In order for indicator threshold exceedances to effectively play out their warning potential, they must:

  • Quickly activate an internal bank escalation process to ensure that their violation is addressed.
  • Be communicated promptly to the supervisor so that a constructive dialogue can begin.

As timing is crucial in crisis situations, banks should ensure that both of the above processes are completed quickly, i.e. that the escalation process is completed within one business day of a breach of a recovery indicator, and notification to the relevant authority is made no later than a further business day following that internal escalation.

Following notification, the bank should maintain an active dialogue with the competent authority by providing them with the rationale for decisions taken in relation to the threshold violations identified. It is important that the bank understands that threshold exceedances are simply signals of a potential problem that may need to be addressed. Whether or not banks decide to take preventive remedial action, the competent authority should be provided with a clear and reasoned justification for the bank’s choice.

6.2.   Follow-up of recovery indicators when thresholds are exceeded

While the final decision on the potential activation of the plan rests with the bank, the role of the competent authority in this phase is not only to monitor that the process is followed correctly. Above all, the supervisor’s role will be to contribute through constructive dialogue with the bank to the most effective management of the potential crisis.

The status and evolution of recovery indicators and potential actions taken by the bank are key information for the competent authority in assessing the bank’s ability to recover independently. Therefore, even more critically in times of crisis, the bank and the competent authority should pay particular attention to monitoring the recovery indicator framework to ensure that it is appropriately set up and responding in a timely manner to the situation.

In the event of a crisis, competent authorities have the discretion to require banks to submit their full set of indicators on a regular (e.g. monthly) basis. This requirement should not represent an additional workload for banks as this list would already be available and verified internally by banks using their recovery plans as an internal governance tool.
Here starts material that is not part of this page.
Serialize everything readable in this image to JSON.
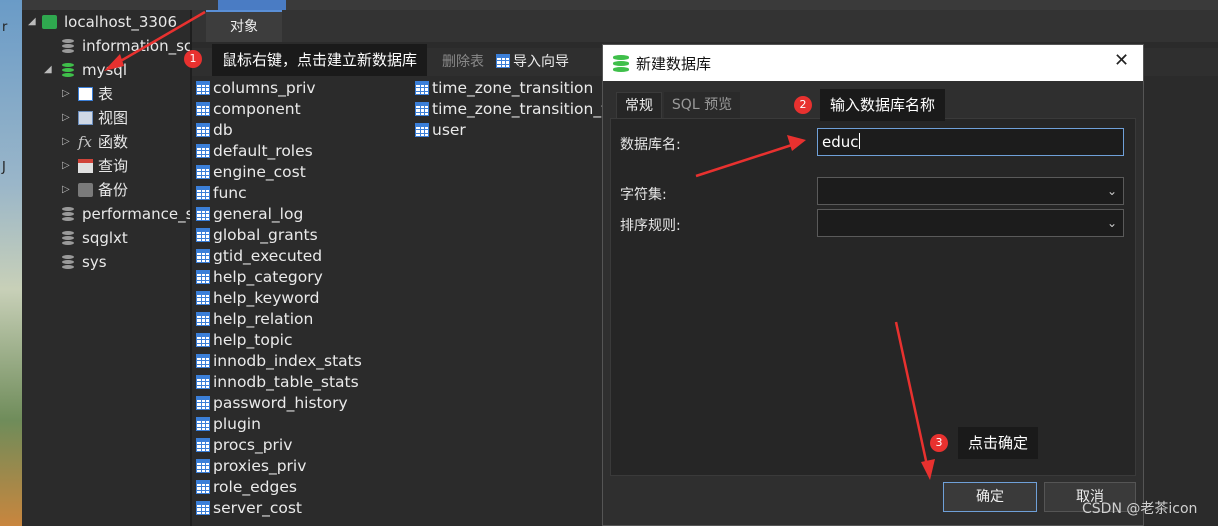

7.   References


Abreviations and glossary

EBA: European Banking Authority

HQLA: High Quality Liquid Assets